    Construct a Cubby House
    A great one for all ages, this project can be as simple or as involved as you like. If you have a bit of a garden and the weather allows, take it outside and let the kids get creative with any spare scraps of wood or other building materials you have onsite. For older ones, this might be an opportunity to teach them some basic handyman skills, while younger kids might be happy if you just let them drag home any fallen branches they find on their travels to construct a garden lean-to.

    Another idea, which works for indoor and outdoor cubby houses, is to donate a few old sheets to the cause and encourage the kids to go nuts with paint, decorating them with pictures of windows and flower boxes on one side and indoor furniture on the other.

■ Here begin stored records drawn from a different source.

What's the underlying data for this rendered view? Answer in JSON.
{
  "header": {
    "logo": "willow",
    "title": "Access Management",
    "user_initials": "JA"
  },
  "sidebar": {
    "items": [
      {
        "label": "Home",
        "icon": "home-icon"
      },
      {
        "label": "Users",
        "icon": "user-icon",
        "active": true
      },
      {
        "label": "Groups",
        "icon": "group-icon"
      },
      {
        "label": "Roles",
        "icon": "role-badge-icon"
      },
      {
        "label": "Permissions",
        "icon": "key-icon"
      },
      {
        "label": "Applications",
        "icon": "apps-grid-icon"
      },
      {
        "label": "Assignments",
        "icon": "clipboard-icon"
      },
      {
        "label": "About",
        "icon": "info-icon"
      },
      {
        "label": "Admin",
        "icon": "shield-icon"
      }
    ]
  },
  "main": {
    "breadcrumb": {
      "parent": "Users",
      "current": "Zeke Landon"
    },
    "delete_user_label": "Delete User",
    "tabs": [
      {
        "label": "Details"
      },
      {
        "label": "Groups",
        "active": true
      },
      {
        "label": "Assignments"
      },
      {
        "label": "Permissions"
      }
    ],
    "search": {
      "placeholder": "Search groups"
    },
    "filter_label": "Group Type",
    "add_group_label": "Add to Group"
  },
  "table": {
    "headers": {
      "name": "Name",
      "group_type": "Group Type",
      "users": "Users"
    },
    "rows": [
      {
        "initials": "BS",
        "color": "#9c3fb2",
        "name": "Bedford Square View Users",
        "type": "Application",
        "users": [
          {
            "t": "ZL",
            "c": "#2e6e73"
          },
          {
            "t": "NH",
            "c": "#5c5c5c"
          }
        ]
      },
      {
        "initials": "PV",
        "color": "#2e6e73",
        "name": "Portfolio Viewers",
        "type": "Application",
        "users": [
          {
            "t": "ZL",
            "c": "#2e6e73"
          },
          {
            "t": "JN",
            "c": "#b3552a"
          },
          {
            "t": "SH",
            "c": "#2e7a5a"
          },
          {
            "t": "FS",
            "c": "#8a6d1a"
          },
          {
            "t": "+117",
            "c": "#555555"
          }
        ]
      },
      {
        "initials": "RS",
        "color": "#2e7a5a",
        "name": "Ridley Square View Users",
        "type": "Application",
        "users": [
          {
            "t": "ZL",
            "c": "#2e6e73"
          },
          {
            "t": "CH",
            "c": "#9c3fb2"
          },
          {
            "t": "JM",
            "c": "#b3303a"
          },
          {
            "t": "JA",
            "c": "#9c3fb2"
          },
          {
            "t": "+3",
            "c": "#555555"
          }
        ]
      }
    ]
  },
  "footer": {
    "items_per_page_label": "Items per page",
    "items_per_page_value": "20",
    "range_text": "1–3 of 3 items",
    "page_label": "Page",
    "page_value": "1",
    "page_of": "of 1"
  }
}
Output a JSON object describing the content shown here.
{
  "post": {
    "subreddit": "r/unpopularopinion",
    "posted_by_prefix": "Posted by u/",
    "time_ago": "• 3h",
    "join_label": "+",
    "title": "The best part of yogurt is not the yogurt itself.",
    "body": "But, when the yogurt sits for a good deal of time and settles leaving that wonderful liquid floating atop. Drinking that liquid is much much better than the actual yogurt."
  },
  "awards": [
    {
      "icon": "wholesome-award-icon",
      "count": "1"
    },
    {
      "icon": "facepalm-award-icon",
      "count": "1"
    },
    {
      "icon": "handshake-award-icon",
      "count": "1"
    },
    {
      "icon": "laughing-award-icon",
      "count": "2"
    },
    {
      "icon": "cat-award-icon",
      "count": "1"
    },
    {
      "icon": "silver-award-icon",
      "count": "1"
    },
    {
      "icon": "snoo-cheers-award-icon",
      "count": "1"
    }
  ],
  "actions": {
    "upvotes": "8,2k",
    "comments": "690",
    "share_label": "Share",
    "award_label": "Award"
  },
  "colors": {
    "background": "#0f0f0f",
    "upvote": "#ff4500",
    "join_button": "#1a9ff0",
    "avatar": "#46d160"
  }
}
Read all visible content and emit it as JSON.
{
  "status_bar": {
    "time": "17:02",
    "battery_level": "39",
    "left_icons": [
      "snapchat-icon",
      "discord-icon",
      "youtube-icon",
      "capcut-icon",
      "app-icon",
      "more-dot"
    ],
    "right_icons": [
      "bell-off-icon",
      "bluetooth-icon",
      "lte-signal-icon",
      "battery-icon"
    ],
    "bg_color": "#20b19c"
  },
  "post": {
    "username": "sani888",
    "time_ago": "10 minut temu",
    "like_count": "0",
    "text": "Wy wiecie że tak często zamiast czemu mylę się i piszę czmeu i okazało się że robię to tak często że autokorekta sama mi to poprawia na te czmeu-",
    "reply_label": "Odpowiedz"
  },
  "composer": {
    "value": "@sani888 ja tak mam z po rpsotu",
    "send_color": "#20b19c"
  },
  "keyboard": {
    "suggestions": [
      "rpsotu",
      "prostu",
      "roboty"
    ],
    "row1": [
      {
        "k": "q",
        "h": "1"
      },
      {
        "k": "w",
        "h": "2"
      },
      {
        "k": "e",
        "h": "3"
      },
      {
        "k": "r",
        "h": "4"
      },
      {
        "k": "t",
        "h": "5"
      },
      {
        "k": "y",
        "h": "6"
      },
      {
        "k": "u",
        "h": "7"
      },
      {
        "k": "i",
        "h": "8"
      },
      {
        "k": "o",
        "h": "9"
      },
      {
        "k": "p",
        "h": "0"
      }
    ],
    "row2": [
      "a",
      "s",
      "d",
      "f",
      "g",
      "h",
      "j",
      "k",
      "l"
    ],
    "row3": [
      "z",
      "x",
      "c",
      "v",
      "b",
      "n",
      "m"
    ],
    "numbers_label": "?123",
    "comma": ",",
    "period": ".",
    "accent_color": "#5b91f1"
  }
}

Hang them up and you’ve got an instant, fully furnished cubby!


    Family tree projects are a great way to engage kids with their family history and can be easily customised to suit different age groups...




    Keep a Holiday Diary

    Start with a scrapbook and get the kids to create a visual diary of their school holidays. This might include written descriptions of what they did each day and what they liked best or, particularly for younger ones, it might be mostly a collection of drawings, illustrating their adventures. Encourage them to collect souvenirs of their favourite activities and paste them in, from movie ticket stubs to museum maps.

    A related project that could spring from this is flower pressing – older kids might want to make their scrapbook a botanical journal, identifying different species of plants, while younger ones might have fun collecting and pasting in autumn leaves, or creating drawings around pressed flowers (think petals as fairy skirts or similar)


    Put on a Puppet Show
    This activity starts with a craft extravaganza! Round up a bunch of old socks and set up the kids with some glue, googly eyes, bits of coloured felt and scraps of wool. Encourage them to make a few colourful creatures, which can be as wacky as they like (six-eyed monsters perhaps?) or based on characters from their favourite books (Red Riding Hood or a purple-prickled Gruffalo would look great). Next, set to work on a theatre, which is basically just an old cardboard box with the back and base removed to leave just the front and two short sides. Cut out a square from the front panel, then unleash the kids with paint.

    The theatre can be as elaborate as they like, with optional scraps of fabric for curtains and strings of fairy lights around the ‘stage’. Encourage the kids to script and rehearse their own play, or recreate one of their favourite stories to perform for the family.


    Draw up a Family Tree
    Family tree projects are a great way to engage kids with their family history and can be easily customised to suit different age groups. Older kids might want to see how far back they can go, quizzing older family members and collecting stories along with names and dates. 

    Keep it simple for younger kids and make it a fun craft project, starting with a large sheet of paper, tracing the shape of a tree trunk and helping them to fill in the branches. To make it more fun, kids could draw their family members or even capture the rellies on camera!